====== RECORDS FOR THIS TASK

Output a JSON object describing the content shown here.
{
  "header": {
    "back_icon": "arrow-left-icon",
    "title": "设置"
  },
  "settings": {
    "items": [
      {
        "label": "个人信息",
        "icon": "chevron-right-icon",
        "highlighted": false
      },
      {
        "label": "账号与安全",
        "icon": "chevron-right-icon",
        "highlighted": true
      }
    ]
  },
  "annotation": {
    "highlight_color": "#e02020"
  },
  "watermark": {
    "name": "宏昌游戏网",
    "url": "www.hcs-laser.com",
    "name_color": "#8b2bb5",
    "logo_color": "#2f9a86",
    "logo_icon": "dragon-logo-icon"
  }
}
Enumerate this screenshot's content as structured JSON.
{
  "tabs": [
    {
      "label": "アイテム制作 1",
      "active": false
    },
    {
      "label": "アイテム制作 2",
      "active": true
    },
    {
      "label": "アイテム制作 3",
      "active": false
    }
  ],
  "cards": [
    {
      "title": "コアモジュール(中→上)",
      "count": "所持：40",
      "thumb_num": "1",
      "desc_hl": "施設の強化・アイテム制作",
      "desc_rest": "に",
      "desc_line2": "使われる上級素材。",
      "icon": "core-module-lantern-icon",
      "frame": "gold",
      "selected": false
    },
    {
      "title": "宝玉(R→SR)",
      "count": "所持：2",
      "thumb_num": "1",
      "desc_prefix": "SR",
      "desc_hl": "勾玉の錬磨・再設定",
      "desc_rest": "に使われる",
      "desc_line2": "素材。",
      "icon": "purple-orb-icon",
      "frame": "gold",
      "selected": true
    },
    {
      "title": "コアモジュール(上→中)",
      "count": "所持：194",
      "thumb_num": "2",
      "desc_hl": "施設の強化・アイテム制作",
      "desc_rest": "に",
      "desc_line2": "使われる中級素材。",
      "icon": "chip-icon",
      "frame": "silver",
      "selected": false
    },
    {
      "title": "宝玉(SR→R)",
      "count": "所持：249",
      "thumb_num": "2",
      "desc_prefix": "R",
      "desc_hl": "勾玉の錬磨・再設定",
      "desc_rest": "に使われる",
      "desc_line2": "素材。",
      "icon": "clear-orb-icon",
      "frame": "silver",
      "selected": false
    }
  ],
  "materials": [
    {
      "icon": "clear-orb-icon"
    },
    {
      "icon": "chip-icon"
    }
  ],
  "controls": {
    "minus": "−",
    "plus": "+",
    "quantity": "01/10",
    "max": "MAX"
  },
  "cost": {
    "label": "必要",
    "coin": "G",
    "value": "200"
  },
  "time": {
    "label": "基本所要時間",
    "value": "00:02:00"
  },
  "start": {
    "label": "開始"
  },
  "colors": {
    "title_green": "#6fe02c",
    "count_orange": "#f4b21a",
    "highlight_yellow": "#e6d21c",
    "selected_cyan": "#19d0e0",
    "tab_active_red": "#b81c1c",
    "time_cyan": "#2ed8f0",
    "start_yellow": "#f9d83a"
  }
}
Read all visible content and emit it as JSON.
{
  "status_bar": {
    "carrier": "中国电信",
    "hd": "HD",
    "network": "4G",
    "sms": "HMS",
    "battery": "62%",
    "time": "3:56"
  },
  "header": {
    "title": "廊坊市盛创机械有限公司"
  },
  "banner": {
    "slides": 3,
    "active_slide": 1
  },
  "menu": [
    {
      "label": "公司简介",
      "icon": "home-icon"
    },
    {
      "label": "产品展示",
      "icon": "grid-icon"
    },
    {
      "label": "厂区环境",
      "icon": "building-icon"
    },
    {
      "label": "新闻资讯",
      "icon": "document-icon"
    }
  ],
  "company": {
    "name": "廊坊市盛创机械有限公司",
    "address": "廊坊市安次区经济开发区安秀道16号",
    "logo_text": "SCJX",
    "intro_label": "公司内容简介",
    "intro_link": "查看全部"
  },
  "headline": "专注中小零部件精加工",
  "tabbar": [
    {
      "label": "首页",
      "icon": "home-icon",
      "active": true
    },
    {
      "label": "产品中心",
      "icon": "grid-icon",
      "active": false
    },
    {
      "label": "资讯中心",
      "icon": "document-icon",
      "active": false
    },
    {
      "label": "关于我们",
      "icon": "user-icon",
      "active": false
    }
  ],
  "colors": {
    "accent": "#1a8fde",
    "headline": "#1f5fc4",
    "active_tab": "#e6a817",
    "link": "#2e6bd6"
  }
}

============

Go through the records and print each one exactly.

Output a JSON object describing the content shown here.
{
  "header": {
    "back_icon": "arrow-left-icon",
    "title": "设置"
  },
  "settings": {
    "items": [
      {
        "label": "个人信息",
        "icon": "chevron-right-icon",
        "highlighted": false
      },
      {
        "label": "账号与安全",
        "icon": "chevron-right-icon",
        "highlighted": true
      }
    ]
  },
  "annotation": {
    "highlight_color": "#e02020"
  },
  "watermark": {
    "name": "宏昌游戏网",
    "url": "www.hcs-laser.com",
    "name_color": "#8b2bb5",
    "logo_color": "#2f9a86",
    "logo_icon": "dragon-logo-icon"
  }
}
Enumerate this screenshot's content as structured JSON.
{
  "tabs": [
    {
      "label": "アイテム制作 1",
      "active": false
    },
    {
      "label": "アイテム制作 2",
      "active": true
    },
    {
      "label": "アイテム制作 3",
      "active": false
    }
  ],
  "cards": [
    {
      "title": "コアモジュール(中→上)",
      "count": "所持：40",
      "thumb_num": "1",
      "desc_hl": "施設の強化・アイテム制作",
      "desc_rest": "に",
      "desc_line2": "使われる上級素材。",
      "icon": "core-module-lantern-icon",
      "frame": "gold",
      "selected": false
    },
    {
      "title": "宝玉(R→SR)",
      "count": "所持：2",
      "thumb_num": "1",
      "desc_prefix": "SR",
      "desc_hl": "勾玉の錬磨・再設定",
      "desc_rest": "に使われる",
      "desc_line2": "素材。",
      "icon": "purple-orb-icon",
      "frame": "gold",
      "selected": true
    },
    {
      "title": "コアモジュール(上→中)",
      "count": "所持：194",
      "thumb_num": "2",
      "desc_hl": "施設の強化・アイテム制作",
      "desc_rest": "に",
      "desc_line2": "使われる中級素材。",
      "icon": "chip-icon",
      "frame": "silver",
      "selected": false
    },
    {
      "title": "宝玉(SR→R)",
      "count": "所持：249",
      "thumb_num": "2",
      "desc_prefix": "R",
      "desc_hl": "勾玉の錬磨・再設定",
      "desc_rest": "に使われる",
      "desc_line2": "素材。",
      "icon": "clear-orb-icon",
      "frame": "silver",
      "selected": false
    }
  ],
  "materials": [
    {
      "icon": "clear-orb-icon"
    },
    {
      "icon": "chip-icon"
    }
  ],
  "controls": {
    "minus": "−",
    "plus": "+",
    "quantity": "01/10",
    "max": "MAX"
  },
  "cost": {
    "label": "必要",
    "coin": "G",
    "value": "200"
  },
  "time": {
    "label": "基本所要時間",
    "value": "00:02:00"
  },
  "start": {
    "label": "開始"
  },
  "colors": {
    "title_green": "#6fe02c",
    "count_orange": "#f4b21a",
    "highlight_yellow": "#e6d21c",
    "selected_cyan": "#19d0e0",
    "tab_active_red": "#b81c1c",
    "time_cyan": "#2ed8f0",
    "start_yellow": "#f9d83a"
  }
}
Read all visible content and emit it as JSON.
{
  "status_bar": {
    "carrier": "中国电信",
    "hd": "HD",
    "network": "4G",
    "sms": "HMS",
    "battery": "62%",
    "time": "3:56"
  },
  "header": {
    "title": "廊坊市盛创机械有限公司"
  },
  "banner": {
    "slides": 3,
    "active_slide": 1
  },
  "menu": [
    {
      "label": "公司简介",
      "icon": "home-icon"
    },
    {
      "label": "产品展示",
      "icon": "grid-icon"
    },
    {
      "label": "厂区环境",
      "icon": "building-icon"
    },
    {
      "label": "新闻资讯",
      "icon": "document-icon"
    }
  ],
  "company": {
    "name": "廊坊市盛创机械有限公司",
    "address": "廊坊市安次区经济开发区安秀道16号",
    "logo_text": "SCJX",
    "intro_label": "公司内容简介",
    "intro_link": "查看全部"
  },
  "headline": "专注中小零部件精加工",
  "tabbar": [
    {
      "label": "首页",
      "icon": "home-icon",
      "active": true
    },
    {
      "label": "产品中心",
      "icon": "grid-icon",
      "active": false
    },
    {
      "label": "资讯中心",
      "icon": "document-icon",
      "active": false
    },
    {
      "label": "关于我们",
      "icon": "user-icon",
      "active": false
    }
  ],
  "colors": {
    "accent": "#1a8fde",
    "headline": "#1f5fc4",
    "active_tab": "#e6a817",
    "link": "#2e6bd6"
  }
}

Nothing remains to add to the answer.